**PROBLEM STATEMENT**
All of the data is to be copied word for word.

**GIVEN DATA**
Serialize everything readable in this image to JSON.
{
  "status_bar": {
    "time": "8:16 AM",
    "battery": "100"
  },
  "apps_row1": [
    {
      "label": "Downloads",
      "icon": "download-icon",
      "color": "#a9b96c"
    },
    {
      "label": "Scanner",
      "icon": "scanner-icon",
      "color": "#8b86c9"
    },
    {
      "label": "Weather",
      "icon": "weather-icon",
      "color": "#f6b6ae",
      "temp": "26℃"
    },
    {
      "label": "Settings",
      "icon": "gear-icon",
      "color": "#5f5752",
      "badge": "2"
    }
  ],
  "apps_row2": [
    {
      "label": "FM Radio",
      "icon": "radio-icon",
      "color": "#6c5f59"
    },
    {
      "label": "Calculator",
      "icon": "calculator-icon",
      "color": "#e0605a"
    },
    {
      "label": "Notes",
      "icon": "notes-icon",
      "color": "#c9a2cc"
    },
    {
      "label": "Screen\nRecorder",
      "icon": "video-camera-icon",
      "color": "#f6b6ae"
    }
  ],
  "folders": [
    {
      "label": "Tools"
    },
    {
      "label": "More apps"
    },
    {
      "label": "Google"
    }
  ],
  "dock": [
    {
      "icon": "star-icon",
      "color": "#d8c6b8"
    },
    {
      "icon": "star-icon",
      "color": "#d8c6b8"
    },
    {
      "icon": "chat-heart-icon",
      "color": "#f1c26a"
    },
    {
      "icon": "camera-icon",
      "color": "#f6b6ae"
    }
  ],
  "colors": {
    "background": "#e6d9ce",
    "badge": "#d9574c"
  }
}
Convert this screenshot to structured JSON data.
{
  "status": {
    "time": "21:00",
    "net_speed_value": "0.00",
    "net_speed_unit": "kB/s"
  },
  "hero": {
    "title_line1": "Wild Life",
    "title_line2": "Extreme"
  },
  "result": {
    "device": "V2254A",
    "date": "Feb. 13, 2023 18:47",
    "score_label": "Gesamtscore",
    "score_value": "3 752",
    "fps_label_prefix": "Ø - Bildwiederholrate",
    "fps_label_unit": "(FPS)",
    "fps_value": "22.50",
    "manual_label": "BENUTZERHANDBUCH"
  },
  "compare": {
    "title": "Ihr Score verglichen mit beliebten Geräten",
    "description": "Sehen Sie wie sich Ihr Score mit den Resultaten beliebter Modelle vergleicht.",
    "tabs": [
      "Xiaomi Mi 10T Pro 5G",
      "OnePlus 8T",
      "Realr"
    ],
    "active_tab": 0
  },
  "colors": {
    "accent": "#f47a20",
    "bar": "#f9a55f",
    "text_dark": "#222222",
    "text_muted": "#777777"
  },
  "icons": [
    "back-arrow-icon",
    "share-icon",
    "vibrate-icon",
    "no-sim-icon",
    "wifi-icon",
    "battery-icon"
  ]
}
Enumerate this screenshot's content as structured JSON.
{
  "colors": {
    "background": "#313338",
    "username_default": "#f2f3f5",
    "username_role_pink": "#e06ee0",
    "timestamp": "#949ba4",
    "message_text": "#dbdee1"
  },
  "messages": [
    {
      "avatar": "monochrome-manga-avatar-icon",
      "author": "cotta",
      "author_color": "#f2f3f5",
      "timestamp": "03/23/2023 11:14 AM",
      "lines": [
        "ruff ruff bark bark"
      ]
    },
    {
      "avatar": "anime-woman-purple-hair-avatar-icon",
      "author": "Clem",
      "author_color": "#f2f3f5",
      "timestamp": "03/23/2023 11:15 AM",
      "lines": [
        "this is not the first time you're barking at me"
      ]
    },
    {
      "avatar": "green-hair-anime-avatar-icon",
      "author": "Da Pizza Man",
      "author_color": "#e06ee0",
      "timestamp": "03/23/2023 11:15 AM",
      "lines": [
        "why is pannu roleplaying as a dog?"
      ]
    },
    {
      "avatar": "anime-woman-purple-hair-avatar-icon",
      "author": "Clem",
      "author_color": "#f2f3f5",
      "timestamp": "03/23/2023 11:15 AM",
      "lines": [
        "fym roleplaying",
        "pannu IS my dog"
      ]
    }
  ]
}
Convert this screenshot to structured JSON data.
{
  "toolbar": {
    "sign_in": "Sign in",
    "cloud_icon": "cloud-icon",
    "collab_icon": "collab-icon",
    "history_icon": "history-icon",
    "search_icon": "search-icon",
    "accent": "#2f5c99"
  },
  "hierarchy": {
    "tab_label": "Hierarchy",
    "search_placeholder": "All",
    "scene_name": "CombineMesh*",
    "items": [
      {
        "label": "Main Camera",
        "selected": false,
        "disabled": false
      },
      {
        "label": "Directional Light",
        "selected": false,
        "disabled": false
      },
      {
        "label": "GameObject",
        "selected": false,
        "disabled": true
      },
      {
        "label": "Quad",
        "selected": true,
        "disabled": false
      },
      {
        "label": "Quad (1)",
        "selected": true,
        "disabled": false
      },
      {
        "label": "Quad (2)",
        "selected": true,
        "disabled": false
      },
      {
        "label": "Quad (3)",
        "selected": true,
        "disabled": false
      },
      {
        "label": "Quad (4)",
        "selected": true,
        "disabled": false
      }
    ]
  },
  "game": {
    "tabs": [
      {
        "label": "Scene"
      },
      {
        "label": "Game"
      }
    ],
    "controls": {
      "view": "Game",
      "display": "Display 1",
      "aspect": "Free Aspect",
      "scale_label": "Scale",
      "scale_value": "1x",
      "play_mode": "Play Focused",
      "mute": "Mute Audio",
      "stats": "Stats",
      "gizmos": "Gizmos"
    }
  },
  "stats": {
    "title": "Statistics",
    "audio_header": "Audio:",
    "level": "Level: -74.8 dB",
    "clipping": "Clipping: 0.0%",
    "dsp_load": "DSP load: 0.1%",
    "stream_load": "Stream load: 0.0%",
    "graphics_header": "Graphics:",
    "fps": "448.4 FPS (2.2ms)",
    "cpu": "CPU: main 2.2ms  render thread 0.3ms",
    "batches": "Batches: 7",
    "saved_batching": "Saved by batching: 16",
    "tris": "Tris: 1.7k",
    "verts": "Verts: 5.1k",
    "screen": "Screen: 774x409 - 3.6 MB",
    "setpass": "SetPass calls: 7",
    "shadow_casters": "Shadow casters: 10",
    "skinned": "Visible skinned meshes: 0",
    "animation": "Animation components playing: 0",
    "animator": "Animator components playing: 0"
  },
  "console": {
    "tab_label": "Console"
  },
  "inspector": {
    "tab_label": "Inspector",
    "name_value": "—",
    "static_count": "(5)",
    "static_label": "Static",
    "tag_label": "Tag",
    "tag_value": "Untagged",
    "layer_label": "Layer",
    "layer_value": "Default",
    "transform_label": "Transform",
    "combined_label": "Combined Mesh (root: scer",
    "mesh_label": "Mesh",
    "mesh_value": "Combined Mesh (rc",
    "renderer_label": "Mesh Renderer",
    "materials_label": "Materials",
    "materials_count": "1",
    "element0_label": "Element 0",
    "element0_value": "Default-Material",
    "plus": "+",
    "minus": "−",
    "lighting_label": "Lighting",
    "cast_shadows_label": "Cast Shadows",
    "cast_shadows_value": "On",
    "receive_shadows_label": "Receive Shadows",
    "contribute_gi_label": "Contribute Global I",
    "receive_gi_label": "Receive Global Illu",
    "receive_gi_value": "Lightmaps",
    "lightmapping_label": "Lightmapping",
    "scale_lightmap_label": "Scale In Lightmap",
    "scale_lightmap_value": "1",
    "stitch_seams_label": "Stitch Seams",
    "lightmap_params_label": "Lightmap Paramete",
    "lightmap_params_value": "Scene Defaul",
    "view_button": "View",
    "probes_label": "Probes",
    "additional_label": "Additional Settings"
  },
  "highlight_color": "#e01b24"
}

**EXERCISE RESPONSE**
Serialize everything readable in this image to JSON.
{
  "status_bar": {
    "time": "8:16 AM",
    "battery": "100"
  },
  "apps_row1": [
    {
      "label": "Downloads",
      "icon": "download-icon",
      "color": "#a9b96c"
    },
    {
      "label": "Scanner",
      "icon": "scanner-icon",
      "color": "#8b86c9"
    },
    {
      "label": "Weather",
      "icon": "weather-icon",
      "color": "#f6b6ae",
      "temp": "26℃"
    },
    {
      "label": "Settings",
      "icon": "gear-icon",
      "color": "#5f5752",
      "badge": "2"
    }
  ],
  "apps_row2": [
    {
      "label": "FM Radio",
      "icon": "radio-icon",
      "color": "#6c5f59"
    },
    {
      "label": "Calculator",
      "icon": "calculator-icon",
      "color": "#e0605a"
    },
    {
      "label": "Notes",
      "icon": "notes-icon",
      "color": "#c9a2cc"
    },
    {
      "label": "Screen\nRecorder",
      "icon": "video-camera-icon",
      "color": "#f6b6ae"
    }
  ],
  "folders": [
    {
      "label": "Tools"
    },
    {
      "label": "More apps"
    },
    {
      "label": "Google"
    }
  ],
  "dock": [
    {
      "icon": "star-icon",
      "color": "#d8c6b8"
    },
    {
      "icon": "star-icon",
      "color": "#d8c6b8"
    },
    {
      "icon": "chat-heart-icon",
      "color": "#f1c26a"
    },
    {
      "icon": "camera-icon",
      "color": "#f6b6ae"
    }
  ],
  "colors": {
    "background": "#e6d9ce",
    "badge": "#d9574c"
  }
}
Convert this screenshot to structured JSON data.
{
  "status": {
    "time": "21:00",
    "net_speed_value": "0.00",
    "net_speed_unit": "kB/s"
  },
  "hero": {
    "title_line1": "Wild Life",
    "title_line2": "Extreme"
  },
  "result": {
    "device": "V2254A",
    "date": "Feb. 13, 2023 18:47",
    "score_label": "Gesamtscore",
    "score_value": "3 752",
    "fps_label_prefix": "Ø - Bildwiederholrate",
    "fps_label_unit": "(FPS)",
    "fps_value": "22.50",
    "manual_label": "BENUTZERHANDBUCH"
  },
  "compare": {
    "title": "Ihr Score verglichen mit beliebten Geräten",
    "description": "Sehen Sie wie sich Ihr Score mit den Resultaten beliebter Modelle vergleicht.",
    "tabs": [
      "Xiaomi Mi 10T Pro 5G",
      "OnePlus 8T",
      "Realr"
    ],
    "active_tab": 0
  },
  "colors": {
    "accent": "#f47a20",
    "bar": "#f9a55f",
    "text_dark": "#222222",
    "text_muted": "#777777"
  },
  "icons": [
    "back-arrow-icon",
    "share-icon",
    "vibrate-icon",
    "no-sim-icon",
    "wifi-icon",
    "battery-icon"
  ]
}
Enumerate this screenshot's content as structured JSON.
{
  "colors": {
    "background": "#313338",
    "username_default": "#f2f3f5",
    "username_role_pink": "#e06ee0",
    "timestamp": "#949ba4",
    "message_text": "#dbdee1"
  },
  "messages": [
    {
      "avatar": "monochrome-manga-avatar-icon",
      "author": "cotta",
      "author_color": "#f2f3f5",
      "timestamp": "03/23/2023 11:14 AM",
      "lines": [
        "ruff ruff bark bark"
      ]
    },
    {
      "avatar": "anime-woman-purple-hair-avatar-icon",
      "author": "Clem",
      "author_color": "#f2f3f5",
      "timestamp": "03/23/2023 11:15 AM",
      "lines": [
        "this is not the first time you're barking at me"
      ]
    },
    {
      "avatar": "green-hair-anime-avatar-icon",
      "author": "Da Pizza Man",
      "author_color": "#e06ee0",
      "timestamp": "03/23/2023 11:15 AM",
      "lines": [
        "why is pannu roleplaying as a dog?"
      ]
    },
    {
      "avatar": "anime-woman-purple-hair-avatar-icon",
      "author": "Clem",
      "author_color": "#f2f3f5",
      "timestamp": "03/23/2023 11:15 AM",
      "lines": [
        "fym roleplaying",
        "pannu IS my dog"
      ]
    }
  ]
}
Convert this screenshot to structured JSON data.
{
  "toolbar": {
    "sign_in": "Sign in",
    "cloud_icon": "cloud-icon",
    "collab_icon": "collab-icon",
    "history_icon": "history-icon",
    "search_icon": "search-icon",
    "accent": "#2f5c99"
  },
  "hierarchy": {
    "tab_label": "Hierarchy",
    "search_placeholder": "All",
    "scene_name": "CombineMesh*",
    "items": [
      {
        "label": "Main Camera",
        "selected": false,
        "disabled": false
      },
      {
        "label": "Directional Light",
        "selected": false,
        "disabled": false
      },
      {
        "label": "GameObject",
        "selected": false,
        "disabled": true
      },
      {
        "label": "Quad",
        "selected": true,
        "disabled": false
      },
      {
        "label": "Quad (1)",
        "selected": true,
        "disabled": false
      },
      {
        "label": "Quad (2)",
        "selected": true,
        "disabled": false
      },
      {
        "label": "Quad (3)",
        "selected": true,
        "disabled": false
      },
      {
        "label": "Quad (4)",
        "selected": true,
        "disabled": false
      }
    ]
  },
  "game": {
    "tabs": [
      {
        "label": "Scene"
      },
      {
        "label": "Game"
      }
    ],
    "controls": {
      "view": "Game",
      "display": "Display 1",
      "aspect": "Free Aspect",
      "scale_label": "Scale",
      "scale_value": "1x",
      "play_mode": "Play Focused",
      "mute": "Mute Audio",
      "stats": "Stats",
      "gizmos": "Gizmos"
    }
  },
  "stats": {
    "title": "Statistics",
    "audio_header": "Audio:",
    "level": "Level: -74.8 dB",
    "clipping": "Clipping: 0.0%",
    "dsp_load": "DSP load: 0.1%",
    "stream_load": "Stream load: 0.0%",
    "graphics_header": "Graphics:",
    "fps": "448.4 FPS (2.2ms)",
    "cpu": "CPU: main 2.2ms  render thread 0.3ms",
    "batches": "Batches: 7",
    "saved_batching": "Saved by batching: 16",
    "tris": "Tris: 1.7k",
    "verts": "Verts: 5.1k",
    "screen": "Screen: 774x409 - 3.6 MB",
    "setpass": "SetPass calls: 7",
    "shadow_casters": "Shadow casters: 10",
    "skinned": "Visible skinned meshes: 0",
    "animation": "Animation components playing: 0",
    "animator": "Animator components playing: 0"
  },
  "console": {
    "tab_label": "Console"
  },
  "inspector": {
    "tab_label": "Inspector",
    "name_value": "—",
    "static_count": "(5)",
    "static_label": "Static",
    "tag_label": "Tag",
    "tag_value": "Untagged",
    "layer_label": "Layer",
    "layer_value": "Default",
    "transform_label": "Transform",
    "combined_label": "Combined Mesh (root: scer",
    "mesh_label": "Mesh",
    "mesh_value": "Combined Mesh (rc",
    "renderer_label": "Mesh Renderer",
    "materials_label": "Materials",
    "materials_count": "1",
    "element0_label": "Element 0",
    "element0_value": "Default-Material",
    "plus": "+",
    "minus": "−",
    "lighting_label": "Lighting",
    "cast_shadows_label": "Cast Shadows",
    "cast_shadows_value": "On",
    "receive_shadows_label": "Receive Shadows",
    "contribute_gi_label": "Contribute Global I",
    "receive_gi_label": "Receive Global Illu",
    "receive_gi_value": "Lightmaps",
    "lightmapping_label": "Lightmapping",
    "scale_lightmap_label": "Scale In Lightmap",
    "scale_lightmap_value": "1",
    "stitch_seams_label": "Stitch Seams",
    "lightmap_params_label": "Lightmap Paramete",
    "lightmap_params_value": "Scene Defaul",
    "view_button": "View",
    "probes_label": "Probes",
    "additional_label": "Additional Settings"
  },
  "highlight_color": "#e01b24"
}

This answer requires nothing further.